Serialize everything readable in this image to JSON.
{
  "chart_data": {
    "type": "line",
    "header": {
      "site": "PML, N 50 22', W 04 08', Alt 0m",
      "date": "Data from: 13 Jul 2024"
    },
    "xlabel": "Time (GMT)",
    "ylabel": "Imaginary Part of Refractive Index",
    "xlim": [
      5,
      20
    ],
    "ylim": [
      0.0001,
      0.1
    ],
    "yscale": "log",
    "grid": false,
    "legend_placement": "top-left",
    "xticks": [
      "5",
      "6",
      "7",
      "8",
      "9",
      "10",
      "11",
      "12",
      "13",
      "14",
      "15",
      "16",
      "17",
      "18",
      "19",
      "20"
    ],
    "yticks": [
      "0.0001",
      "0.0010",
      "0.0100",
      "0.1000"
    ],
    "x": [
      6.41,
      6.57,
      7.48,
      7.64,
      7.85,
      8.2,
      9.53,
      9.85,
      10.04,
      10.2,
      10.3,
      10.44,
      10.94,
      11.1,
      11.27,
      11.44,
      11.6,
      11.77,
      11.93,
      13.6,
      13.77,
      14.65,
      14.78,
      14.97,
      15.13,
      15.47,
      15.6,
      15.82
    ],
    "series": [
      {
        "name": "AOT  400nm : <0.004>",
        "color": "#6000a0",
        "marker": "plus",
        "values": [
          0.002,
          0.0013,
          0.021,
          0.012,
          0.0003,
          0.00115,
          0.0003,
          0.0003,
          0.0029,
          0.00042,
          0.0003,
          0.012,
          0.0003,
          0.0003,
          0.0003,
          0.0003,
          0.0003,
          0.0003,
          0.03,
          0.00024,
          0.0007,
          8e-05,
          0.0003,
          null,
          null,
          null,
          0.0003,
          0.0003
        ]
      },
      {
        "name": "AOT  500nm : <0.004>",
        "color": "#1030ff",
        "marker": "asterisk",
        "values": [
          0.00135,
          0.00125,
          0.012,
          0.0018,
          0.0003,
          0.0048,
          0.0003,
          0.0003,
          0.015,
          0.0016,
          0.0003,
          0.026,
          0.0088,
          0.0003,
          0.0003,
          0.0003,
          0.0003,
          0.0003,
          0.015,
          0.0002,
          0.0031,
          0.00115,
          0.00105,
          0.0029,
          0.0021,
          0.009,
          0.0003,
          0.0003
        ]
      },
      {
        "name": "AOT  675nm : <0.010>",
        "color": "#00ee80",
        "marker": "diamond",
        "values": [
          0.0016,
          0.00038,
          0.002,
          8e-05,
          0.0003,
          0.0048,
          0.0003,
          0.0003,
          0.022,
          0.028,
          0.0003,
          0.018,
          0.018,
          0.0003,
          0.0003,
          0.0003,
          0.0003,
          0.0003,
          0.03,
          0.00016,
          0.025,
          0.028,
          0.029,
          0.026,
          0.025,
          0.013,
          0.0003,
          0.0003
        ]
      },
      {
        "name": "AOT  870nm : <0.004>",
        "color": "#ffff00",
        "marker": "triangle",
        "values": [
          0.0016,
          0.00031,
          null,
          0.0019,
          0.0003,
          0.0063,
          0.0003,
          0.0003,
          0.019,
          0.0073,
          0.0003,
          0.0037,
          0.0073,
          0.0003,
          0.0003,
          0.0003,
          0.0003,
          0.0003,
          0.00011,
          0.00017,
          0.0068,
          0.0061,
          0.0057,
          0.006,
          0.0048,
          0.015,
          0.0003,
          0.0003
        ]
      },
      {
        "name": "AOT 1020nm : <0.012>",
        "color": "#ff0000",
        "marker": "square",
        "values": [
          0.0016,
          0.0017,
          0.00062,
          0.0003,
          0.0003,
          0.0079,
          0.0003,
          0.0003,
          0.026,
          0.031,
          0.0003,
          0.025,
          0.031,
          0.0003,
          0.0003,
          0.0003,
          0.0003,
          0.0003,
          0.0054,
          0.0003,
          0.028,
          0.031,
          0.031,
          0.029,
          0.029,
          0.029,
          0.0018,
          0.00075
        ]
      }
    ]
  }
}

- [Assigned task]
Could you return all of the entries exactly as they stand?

- [Exercise result]
Serialize everything readable in this image to JSON.
{
  "chart_data": {
    "type": "line",
    "header": {
      "site": "PML, N 50 22', W 04 08', Alt 0m",
      "date": "Data from: 13 Jul 2024"
    },
    "xlabel": "Time (GMT)",
    "ylabel": "Imaginary Part of Refractive Index",
    "xlim": [
      5,
      20
    ],
    "ylim": [
      0.0001,
      0.1
    ],
    "yscale": "log",
    "grid": false,
    "legend_placement": "top-left",
    "xticks": [
      "5",
      "6",
      "7",
      "8",
      "9",
      "10",
      "11",
      "12",
      "13",
      "14",
      "15",
      "16",
      "17",
      "18",
      "19",
      "20"
    ],
    "yticks": [
      "0.0001",
      "0.0010",
      "0.0100",
      "0.1000"
    ],
    "x": [
      6.41,
      6.57,
      7.48,
      7.64,
      7.85,
      8.2,
      9.53,
      9.85,
      10.04,
      10.2,
      10.3,
      10.44,
      10.94,
      11.1,
      11.27,
      11.44,
      11.6,
      11.77,
      11.93,
      13.6,
      13.77,
      14.65,
      14.78,
      14.97,
      15.13,
      15.47,
      15.6,
      15.82
    ],
    "series": [
      {
        "name": "AOT  400nm : <0.004>",
        "color": "#6000a0",
        "marker": "plus",
        "values": [
          0.002,
          0.0013,
          0.021,
          0.012,
          0.0003,
          0.00115,
          0.0003,
          0.0003,
          0.0029,
          0.00042,
          0.0003,
          0.012,
          0.0003,
          0.0003,
          0.0003,
          0.0003,
          0.0003,
          0.0003,
          0.03,
          0.00024,
          0.0007,
          8e-05,
          0.0003,
          null,
          null,
          null,
          0.0003,
          0.0003
        ]
      },
      {
        "name": "AOT  500nm : <0.004>",
        "color": "#1030ff",
        "marker": "asterisk",
        "values": [
          0.00135,
          0.00125,
          0.012,
          0.0018,
          0.0003,
          0.0048,
          0.0003,
          0.0003,
          0.015,
          0.0016,
          0.0003,
          0.026,
          0.0088,
          0.0003,
          0.0003,
          0.0003,
          0.0003,
          0.0003,
          0.015,
          0.0002,
          0.0031,
          0.00115,
          0.00105,
          0.0029,
          0.0021,
          0.009,
          0.0003,
          0.0003
        ]
      },
      {
        "name": "AOT  675nm : <0.010>",
        "color": "#00ee80",
        "marker": "diamond",
        "values": [
          0.0016,
          0.00038,
          0.002,
          8e-05,
          0.0003,
          0.0048,
          0.0003,
          0.0003,
          0.022,
          0.028,
          0.0003,
          0.018,
          0.018,
          0.0003,
          0.0003,
          0.0003,
          0.0003,
          0.0003,
          0.03,
          0.00016,
          0.025,
          0.028,
          0.029,
          0.026,
          0.025,
          0.013,
          0.0003,
          0.0003
        ]
      },
      {
        "name": "AOT  870nm : <0.004>",
        "color": "#ffff00",
        "marker": "triangle",
        "values": [
          0.0016,
          0.00031,
          null,
          0.0019,
          0.0003,
          0.0063,
          0.0003,
          0.0003,
          0.019,
          0.0073,
          0.0003,
          0.0037,
          0.0073,
          0.0003,
          0.0003,
          0.0003,
          0.0003,
          0.0003,
          0.00011,
          0.00017,
          0.0068,
          0.0061,
          0.0057,
          0.006,
          0.0048,
          0.015,
          0.0003,
          0.0003
        ]
      },
      {
        "name": "AOT 1020nm : <0.012>",
        "color": "#ff0000",
        "marker": "square",
        "values": [
          0.0016,
          0.0017,
          0.00062,
          0.0003,
          0.0003,
          0.0079,
          0.0003,
          0.0003,
          0.026,
          0.031,
          0.0003,
          0.025,
          0.031,
          0.0003,
          0.0003,
          0.0003,
          0.0003,
          0.0003,
          0.0054,
          0.0003,
          0.028,
          0.031,
          0.031,
          0.029,
          0.029,
          0.029,
          0.0018,
          0.00075
        ]
      }
    ]
  }
}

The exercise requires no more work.